Here Comes the Sun (1), but The Answer is Blowin’ in the Wind (2)

How many roads must a man walk down before you call him a man? And how much cheaper than the price setting fossil fuel does a renewable power source have to before we fully embrace it?  The answer my friend, is blowin’ in the wind.  With concerns surrounding climate change, with supplies burgeoning from continually increased fracking, natural gas has emerged as the main power source in the United States, eclipsing coal.  As a result of the shale gas boom, abundant cheap gas has flooded the power generation markets, rapidly reducing the national carbon footprint.  Now, to the surprise of many, a newer player is in turn taking some of the shine away from natural gas: renewables.

Wind and solar can be delivered by train or truck and brought online relatively quickly, without the risk that the wind or sun will get more expensive over time, which cannot be guaranteed for natural gas or other fossil fuels.  Helping wind and solar renewable power generation to become the low cost power source and favored by investors is its insulation from price volatility in the global and regional energy markets, favorable regulations, and owner and investor concerns over carbon reduction to address Climate Change.  In fact, a recent report by Lazard calculated that utility-scale solar farms are now at parity with natural gas, and wind power is the low cost producer.  

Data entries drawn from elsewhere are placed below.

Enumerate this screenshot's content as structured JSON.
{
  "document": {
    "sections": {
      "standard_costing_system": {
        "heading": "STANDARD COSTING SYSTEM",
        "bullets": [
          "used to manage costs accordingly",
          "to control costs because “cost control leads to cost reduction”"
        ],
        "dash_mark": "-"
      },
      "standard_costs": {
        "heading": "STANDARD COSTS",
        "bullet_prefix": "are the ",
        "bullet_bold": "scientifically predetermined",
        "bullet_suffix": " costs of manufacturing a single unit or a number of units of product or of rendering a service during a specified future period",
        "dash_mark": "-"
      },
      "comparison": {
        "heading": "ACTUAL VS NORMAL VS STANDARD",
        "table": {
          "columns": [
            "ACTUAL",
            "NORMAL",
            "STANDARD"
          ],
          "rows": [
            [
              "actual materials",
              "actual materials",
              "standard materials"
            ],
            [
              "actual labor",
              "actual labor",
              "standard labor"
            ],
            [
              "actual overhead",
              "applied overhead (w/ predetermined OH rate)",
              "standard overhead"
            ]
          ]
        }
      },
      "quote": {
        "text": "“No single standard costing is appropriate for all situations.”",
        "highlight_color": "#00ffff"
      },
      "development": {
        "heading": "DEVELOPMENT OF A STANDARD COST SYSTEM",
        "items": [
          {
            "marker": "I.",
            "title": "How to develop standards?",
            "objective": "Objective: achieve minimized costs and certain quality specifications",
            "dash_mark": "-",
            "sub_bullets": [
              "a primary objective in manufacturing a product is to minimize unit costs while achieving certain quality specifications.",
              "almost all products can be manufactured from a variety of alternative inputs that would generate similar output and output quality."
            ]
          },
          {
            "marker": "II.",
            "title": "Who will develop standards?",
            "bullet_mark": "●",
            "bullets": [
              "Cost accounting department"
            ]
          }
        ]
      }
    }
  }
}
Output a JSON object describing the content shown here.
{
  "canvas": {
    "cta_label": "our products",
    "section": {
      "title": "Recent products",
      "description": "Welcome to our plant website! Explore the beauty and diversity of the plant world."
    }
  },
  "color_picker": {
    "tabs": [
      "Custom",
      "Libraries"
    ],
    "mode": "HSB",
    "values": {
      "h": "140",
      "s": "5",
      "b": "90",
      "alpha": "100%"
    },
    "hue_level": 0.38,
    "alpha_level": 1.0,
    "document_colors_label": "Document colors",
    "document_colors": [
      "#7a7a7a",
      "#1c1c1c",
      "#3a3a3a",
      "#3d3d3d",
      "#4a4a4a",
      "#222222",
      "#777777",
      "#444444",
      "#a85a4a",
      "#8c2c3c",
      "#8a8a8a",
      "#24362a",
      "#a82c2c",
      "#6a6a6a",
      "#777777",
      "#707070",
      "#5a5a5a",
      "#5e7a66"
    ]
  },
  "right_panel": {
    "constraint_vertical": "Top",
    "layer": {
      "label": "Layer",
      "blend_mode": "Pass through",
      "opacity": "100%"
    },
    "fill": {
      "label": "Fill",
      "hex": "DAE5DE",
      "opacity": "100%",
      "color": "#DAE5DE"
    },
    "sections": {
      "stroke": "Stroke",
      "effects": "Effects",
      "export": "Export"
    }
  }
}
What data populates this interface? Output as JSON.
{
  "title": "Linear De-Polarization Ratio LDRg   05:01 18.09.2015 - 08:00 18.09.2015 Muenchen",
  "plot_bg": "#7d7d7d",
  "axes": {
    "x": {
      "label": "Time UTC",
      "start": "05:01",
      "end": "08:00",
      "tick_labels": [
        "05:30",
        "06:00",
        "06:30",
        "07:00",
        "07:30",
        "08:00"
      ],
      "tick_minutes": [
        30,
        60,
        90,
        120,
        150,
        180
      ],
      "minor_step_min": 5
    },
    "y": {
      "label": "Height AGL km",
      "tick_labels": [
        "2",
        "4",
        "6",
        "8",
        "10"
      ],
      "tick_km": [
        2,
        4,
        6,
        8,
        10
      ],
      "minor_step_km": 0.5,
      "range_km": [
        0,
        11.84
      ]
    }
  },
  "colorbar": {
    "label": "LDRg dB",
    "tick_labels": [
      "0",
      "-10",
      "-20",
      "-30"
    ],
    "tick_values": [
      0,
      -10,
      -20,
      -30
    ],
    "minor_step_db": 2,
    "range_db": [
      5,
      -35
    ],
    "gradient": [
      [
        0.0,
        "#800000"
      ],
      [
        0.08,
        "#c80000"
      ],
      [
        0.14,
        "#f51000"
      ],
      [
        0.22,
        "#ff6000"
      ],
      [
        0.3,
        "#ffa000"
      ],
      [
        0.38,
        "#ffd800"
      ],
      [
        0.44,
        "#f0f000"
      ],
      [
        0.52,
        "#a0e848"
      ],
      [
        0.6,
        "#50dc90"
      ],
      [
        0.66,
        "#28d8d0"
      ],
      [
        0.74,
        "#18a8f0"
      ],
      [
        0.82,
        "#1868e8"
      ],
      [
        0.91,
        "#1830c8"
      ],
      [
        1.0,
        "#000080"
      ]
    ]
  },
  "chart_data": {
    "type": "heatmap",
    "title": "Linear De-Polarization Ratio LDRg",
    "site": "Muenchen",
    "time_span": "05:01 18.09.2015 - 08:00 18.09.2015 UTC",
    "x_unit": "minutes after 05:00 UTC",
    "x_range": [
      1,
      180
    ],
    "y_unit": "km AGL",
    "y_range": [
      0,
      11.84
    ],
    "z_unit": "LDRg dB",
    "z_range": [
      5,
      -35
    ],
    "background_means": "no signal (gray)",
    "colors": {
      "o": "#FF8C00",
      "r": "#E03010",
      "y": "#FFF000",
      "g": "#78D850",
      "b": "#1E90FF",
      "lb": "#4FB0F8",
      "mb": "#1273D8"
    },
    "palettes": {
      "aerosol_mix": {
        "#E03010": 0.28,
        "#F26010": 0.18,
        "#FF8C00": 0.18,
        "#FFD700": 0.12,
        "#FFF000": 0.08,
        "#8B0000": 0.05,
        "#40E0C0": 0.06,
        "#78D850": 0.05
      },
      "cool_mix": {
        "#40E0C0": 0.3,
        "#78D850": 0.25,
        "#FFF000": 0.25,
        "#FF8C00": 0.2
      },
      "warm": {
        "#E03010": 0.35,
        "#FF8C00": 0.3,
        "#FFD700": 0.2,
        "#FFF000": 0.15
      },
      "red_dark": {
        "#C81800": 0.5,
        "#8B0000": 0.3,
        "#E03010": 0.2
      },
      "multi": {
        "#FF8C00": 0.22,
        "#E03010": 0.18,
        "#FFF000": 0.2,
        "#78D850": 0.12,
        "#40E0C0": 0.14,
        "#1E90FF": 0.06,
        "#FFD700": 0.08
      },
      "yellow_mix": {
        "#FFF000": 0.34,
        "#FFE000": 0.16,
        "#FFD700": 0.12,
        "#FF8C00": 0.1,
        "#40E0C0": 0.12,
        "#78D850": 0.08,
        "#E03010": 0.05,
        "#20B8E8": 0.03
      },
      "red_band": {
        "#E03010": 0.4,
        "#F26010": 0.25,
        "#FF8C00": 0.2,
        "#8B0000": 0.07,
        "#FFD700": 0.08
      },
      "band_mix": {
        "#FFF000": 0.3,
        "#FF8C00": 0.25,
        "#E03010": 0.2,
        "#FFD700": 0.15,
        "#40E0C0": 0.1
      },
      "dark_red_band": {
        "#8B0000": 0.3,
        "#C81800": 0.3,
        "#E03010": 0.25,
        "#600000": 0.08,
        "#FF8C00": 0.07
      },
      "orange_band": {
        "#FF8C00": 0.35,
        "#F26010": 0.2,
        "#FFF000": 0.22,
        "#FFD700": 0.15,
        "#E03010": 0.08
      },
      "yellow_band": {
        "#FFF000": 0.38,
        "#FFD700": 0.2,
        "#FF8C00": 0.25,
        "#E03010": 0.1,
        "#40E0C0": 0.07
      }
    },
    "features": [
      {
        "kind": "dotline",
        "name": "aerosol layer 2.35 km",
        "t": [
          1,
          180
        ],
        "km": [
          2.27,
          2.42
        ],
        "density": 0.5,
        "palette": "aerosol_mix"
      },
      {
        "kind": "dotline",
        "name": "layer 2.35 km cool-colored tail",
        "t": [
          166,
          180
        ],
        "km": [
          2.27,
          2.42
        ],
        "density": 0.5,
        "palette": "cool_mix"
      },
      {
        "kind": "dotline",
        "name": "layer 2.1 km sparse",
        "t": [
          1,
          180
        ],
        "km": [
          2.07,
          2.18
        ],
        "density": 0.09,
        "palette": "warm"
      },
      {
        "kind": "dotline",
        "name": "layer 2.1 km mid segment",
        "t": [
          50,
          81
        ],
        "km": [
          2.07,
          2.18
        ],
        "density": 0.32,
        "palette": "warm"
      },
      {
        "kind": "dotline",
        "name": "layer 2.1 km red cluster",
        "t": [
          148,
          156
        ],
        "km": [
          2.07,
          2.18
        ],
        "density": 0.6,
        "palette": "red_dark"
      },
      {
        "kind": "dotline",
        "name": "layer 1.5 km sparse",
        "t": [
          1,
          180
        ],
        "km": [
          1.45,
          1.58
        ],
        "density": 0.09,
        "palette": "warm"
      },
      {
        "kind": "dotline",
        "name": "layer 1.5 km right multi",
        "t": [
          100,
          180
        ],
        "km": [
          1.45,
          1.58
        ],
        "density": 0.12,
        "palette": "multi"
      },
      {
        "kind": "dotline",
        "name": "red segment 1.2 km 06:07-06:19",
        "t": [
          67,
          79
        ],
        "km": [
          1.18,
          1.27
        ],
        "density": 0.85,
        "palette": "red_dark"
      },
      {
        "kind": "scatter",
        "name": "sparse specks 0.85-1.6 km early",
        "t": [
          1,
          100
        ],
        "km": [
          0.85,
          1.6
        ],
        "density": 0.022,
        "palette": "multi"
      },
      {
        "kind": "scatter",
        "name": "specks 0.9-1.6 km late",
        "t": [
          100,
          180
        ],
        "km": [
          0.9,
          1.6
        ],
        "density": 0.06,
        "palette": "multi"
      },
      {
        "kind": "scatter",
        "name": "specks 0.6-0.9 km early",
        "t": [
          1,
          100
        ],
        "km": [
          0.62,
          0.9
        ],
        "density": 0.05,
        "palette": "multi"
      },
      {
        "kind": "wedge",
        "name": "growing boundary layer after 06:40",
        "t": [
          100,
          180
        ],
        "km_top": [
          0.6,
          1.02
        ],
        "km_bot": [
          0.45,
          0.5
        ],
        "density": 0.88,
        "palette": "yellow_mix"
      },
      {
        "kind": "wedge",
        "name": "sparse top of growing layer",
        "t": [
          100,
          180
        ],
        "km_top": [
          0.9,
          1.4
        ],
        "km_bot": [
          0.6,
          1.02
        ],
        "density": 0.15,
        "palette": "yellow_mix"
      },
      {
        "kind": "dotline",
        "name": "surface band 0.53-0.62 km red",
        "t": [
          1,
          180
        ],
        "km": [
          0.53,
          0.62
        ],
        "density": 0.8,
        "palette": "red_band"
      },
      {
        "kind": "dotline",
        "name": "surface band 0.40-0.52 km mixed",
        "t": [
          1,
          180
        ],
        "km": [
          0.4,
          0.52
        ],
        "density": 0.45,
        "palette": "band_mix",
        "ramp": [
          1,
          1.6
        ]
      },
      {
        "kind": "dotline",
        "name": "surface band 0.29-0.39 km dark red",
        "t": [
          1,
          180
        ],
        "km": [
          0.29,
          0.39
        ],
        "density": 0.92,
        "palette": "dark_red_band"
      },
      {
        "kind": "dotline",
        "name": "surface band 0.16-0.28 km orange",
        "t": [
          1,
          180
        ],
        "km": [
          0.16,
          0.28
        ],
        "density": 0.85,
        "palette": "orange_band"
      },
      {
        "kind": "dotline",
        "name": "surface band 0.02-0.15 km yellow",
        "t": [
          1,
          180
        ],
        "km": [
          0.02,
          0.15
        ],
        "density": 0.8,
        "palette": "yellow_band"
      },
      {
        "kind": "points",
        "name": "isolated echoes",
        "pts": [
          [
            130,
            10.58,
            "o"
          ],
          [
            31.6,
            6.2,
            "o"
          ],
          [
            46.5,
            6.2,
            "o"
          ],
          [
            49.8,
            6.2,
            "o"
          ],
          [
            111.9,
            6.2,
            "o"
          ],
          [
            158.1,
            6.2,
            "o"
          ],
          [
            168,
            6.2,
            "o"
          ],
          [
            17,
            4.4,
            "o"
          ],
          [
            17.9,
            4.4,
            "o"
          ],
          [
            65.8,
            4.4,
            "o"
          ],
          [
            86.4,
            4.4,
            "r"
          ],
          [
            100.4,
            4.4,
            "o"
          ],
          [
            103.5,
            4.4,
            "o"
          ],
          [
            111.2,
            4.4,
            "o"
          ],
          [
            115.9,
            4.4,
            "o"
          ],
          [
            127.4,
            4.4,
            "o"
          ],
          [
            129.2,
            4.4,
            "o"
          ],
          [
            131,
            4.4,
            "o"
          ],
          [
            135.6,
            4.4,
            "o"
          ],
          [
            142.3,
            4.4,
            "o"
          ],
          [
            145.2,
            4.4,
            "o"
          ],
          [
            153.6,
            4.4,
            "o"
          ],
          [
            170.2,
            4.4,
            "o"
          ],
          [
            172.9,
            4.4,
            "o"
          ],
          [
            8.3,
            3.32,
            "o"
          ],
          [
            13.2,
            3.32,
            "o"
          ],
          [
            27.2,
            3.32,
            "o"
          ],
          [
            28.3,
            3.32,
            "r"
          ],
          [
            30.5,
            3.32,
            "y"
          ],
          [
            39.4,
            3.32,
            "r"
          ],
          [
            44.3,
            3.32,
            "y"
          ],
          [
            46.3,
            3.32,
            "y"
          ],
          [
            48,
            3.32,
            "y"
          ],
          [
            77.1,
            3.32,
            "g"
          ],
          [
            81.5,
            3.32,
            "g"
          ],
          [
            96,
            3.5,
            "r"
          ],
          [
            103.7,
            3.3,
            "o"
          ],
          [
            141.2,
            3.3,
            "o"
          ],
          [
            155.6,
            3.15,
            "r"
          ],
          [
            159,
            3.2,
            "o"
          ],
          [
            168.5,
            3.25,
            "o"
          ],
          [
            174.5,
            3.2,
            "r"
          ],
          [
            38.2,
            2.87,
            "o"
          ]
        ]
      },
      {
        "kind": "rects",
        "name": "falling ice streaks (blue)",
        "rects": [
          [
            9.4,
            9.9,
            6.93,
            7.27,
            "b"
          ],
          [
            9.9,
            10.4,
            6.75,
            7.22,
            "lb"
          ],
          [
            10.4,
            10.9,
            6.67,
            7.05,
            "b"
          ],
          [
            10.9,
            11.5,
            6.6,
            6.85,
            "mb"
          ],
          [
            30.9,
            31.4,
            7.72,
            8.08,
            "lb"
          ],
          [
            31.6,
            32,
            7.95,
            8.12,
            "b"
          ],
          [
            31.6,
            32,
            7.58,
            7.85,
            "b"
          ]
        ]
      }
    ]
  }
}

A much lower visibility “renewables” category is Waste-to-Energy, which has many aspects. The most recent Paris COP on Climate hardly mentioned biomass energy.  Nonetheless, also growing rapidly globally are Anaerobic Digestion (AD) of food waste, yard waste, agricultural wastes, industrial waste, sewage, and other waste organics, to produce biogas for combustion; capture and combustion of Landfill Gas (LFG), older strategies of combustion of biomass in dedicated boilers or co-firing biomass in existing boilers, and gasification of biomass for combustion of syngas.  Biogas and LFG can alternatively be cleaned for addition to the pipeline, or used as CNG vehicle fuel. Unlike wind and solar, biomass generation is dispatchable (can be made available when needed), and/or it can provide baseload capacity.

As we have argued for years, in this and many other cases, the factory-built, cookie-cutter modular model (wind, solar, AD) can beat the old idea of “economy of scale” (coal or even large gas turbine central generation).   We like the analogy that if you stick-built a Toyota Corolla (Price $25,000) in your garage from aftermarket parts, it would cost as much as a Lamborghini ($200,000).  Smaller, cookie-cutter distributed facilities based on more benign technologies are also easier to permit and finance.

Despite this good news for the renewable power industry, the US grid is and will remain an ensemble cast, as dispatchable capacity will still be needed when the sun goes down and on calm days.

1 The Beatles

2 Bob Dylan


Steve Slome, Managing Consultant

Ron Cascone, Principal